● About this task
Across the entries, how many lines have the string "Buff量" in them? Reply with only a number.

● Material supplied
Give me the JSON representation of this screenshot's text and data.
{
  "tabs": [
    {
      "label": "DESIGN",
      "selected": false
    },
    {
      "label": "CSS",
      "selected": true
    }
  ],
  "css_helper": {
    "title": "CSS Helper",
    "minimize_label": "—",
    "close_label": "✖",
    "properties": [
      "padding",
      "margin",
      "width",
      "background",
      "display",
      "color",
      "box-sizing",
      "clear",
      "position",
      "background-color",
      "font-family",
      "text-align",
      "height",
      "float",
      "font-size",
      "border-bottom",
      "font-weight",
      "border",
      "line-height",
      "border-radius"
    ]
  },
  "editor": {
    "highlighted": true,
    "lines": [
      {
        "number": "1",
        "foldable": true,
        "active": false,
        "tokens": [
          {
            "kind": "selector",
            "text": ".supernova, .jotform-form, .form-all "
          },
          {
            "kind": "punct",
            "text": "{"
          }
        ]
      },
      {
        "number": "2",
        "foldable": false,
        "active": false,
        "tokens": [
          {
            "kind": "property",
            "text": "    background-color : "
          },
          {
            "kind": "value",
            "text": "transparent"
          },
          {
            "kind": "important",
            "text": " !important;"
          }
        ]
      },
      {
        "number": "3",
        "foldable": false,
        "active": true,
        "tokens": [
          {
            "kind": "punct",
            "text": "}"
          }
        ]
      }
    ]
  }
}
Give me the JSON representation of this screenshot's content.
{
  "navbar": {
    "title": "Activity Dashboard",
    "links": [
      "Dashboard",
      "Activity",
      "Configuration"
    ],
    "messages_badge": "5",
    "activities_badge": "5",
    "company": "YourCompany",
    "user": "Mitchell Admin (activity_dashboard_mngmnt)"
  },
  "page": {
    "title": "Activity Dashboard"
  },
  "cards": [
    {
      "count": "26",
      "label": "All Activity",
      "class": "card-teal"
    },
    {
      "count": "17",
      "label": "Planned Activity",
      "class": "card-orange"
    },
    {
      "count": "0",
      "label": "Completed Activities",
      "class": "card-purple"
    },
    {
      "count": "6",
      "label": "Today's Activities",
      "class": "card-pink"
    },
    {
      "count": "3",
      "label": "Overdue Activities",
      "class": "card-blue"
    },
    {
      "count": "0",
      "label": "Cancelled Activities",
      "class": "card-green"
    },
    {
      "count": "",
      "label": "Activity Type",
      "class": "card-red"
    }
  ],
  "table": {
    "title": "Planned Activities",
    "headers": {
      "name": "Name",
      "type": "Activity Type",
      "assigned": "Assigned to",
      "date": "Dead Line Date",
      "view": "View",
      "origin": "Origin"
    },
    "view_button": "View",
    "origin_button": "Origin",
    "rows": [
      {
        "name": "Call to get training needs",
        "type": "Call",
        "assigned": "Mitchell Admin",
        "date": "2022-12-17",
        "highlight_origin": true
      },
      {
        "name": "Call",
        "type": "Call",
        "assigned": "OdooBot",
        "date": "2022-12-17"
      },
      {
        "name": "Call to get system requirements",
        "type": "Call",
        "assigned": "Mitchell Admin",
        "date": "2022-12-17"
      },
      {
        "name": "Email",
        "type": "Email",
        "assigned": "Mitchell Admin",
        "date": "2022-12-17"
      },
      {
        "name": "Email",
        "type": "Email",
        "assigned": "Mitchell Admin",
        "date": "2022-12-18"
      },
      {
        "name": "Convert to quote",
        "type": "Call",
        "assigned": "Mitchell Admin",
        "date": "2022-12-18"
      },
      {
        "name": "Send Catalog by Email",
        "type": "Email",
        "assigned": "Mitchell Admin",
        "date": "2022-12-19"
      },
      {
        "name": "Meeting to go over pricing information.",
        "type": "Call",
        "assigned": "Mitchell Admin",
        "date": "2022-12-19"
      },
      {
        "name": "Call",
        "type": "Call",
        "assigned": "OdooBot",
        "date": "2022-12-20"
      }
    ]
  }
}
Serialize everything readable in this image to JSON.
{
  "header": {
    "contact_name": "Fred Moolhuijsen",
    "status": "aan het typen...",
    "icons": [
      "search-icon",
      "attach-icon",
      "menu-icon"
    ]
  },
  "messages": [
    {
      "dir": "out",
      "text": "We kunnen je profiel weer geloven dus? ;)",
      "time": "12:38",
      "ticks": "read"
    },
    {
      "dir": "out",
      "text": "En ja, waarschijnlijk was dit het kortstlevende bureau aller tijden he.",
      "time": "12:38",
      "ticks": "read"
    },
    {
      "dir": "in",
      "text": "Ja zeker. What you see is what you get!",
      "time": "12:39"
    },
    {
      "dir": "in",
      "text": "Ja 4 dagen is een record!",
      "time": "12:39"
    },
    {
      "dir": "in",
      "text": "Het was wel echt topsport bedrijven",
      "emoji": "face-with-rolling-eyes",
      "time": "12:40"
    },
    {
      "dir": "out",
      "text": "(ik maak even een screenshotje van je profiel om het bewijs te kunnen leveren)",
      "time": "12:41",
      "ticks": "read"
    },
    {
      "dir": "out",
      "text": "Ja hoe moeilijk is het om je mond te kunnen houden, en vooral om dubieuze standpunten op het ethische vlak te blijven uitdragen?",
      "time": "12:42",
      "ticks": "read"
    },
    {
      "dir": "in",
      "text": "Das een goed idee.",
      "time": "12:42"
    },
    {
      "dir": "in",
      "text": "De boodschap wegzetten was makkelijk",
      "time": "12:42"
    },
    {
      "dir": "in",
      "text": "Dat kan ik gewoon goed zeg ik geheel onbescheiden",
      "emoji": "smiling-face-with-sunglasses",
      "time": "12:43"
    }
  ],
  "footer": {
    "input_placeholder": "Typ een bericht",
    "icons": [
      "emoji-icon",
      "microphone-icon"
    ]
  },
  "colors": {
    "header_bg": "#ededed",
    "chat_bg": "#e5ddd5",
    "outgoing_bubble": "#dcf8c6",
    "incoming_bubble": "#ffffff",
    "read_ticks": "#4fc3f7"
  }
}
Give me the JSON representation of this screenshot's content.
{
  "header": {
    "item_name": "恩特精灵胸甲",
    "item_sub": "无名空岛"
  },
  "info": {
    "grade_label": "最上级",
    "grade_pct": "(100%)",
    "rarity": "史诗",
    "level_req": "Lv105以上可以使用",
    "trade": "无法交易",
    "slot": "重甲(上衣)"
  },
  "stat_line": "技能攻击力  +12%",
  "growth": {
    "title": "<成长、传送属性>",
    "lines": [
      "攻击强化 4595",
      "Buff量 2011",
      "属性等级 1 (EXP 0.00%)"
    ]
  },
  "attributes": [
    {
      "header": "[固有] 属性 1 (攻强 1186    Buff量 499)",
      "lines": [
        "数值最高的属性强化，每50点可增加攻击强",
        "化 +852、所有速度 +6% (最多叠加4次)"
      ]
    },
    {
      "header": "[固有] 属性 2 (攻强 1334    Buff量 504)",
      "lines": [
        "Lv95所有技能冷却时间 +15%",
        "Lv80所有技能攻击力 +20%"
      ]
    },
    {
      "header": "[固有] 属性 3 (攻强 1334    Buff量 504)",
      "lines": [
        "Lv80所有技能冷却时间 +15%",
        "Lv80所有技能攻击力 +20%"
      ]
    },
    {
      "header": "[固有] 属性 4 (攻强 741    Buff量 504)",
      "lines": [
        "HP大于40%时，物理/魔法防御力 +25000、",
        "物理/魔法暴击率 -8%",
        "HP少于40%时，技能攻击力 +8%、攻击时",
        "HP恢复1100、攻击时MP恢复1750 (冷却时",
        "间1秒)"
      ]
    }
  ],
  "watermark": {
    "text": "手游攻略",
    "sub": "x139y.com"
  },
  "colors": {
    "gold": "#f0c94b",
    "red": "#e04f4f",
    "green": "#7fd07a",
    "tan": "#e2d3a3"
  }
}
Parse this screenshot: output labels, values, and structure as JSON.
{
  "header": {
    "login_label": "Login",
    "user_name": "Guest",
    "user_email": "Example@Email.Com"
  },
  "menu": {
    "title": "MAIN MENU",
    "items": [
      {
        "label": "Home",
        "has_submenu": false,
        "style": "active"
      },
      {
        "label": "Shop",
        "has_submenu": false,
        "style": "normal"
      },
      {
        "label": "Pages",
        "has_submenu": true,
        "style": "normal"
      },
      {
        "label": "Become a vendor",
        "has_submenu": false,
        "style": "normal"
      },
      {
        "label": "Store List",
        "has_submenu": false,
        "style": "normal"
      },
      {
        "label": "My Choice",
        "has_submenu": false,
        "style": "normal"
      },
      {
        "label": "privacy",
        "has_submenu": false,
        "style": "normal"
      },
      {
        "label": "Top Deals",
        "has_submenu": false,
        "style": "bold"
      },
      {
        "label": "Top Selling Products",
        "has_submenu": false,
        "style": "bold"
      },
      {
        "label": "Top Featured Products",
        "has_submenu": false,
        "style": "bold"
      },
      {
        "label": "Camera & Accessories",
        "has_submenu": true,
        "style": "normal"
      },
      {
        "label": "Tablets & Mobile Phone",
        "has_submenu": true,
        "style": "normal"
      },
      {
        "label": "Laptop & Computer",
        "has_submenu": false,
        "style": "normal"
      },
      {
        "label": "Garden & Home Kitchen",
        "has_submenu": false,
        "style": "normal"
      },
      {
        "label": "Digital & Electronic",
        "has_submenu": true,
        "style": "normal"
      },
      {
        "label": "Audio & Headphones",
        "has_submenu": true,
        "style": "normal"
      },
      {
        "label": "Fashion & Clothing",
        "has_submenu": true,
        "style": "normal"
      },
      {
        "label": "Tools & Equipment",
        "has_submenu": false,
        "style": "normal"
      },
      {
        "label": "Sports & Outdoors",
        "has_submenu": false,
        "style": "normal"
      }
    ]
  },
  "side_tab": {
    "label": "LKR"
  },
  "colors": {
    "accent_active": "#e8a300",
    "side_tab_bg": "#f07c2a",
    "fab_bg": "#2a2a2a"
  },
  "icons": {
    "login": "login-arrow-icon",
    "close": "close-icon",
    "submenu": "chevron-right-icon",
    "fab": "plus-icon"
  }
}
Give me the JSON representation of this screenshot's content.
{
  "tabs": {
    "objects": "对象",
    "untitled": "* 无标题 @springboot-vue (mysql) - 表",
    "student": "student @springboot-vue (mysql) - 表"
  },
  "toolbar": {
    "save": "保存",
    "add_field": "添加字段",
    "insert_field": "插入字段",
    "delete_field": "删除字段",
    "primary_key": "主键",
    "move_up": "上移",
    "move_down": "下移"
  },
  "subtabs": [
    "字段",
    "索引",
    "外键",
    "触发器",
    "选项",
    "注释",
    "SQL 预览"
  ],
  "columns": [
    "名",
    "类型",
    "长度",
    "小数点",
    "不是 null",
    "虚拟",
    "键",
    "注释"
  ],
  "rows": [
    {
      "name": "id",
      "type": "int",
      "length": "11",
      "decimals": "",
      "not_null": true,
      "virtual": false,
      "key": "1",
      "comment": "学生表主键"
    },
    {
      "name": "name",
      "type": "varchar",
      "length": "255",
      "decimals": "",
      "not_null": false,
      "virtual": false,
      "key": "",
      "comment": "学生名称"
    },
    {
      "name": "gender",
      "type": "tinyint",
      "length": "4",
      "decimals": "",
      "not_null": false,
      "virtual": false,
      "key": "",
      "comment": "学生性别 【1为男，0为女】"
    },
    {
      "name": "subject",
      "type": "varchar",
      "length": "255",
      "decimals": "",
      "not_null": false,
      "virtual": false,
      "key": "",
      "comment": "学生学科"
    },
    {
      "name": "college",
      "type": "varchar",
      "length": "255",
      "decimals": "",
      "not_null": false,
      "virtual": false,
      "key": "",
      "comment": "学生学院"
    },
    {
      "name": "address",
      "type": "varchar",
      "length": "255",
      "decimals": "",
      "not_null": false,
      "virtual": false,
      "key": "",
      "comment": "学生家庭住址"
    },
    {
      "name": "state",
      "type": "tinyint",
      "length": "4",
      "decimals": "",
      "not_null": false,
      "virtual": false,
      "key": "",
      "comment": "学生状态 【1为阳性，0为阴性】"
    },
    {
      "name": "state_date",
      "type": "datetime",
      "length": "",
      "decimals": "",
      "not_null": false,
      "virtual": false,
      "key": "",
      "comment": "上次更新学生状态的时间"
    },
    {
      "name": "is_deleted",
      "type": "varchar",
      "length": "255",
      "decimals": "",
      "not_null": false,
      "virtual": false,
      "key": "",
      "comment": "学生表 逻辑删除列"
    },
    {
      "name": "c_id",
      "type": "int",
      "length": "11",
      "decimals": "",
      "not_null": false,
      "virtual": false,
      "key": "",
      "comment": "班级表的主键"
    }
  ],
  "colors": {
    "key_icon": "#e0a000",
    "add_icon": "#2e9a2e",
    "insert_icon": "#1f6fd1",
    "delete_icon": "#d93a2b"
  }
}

● Task response
5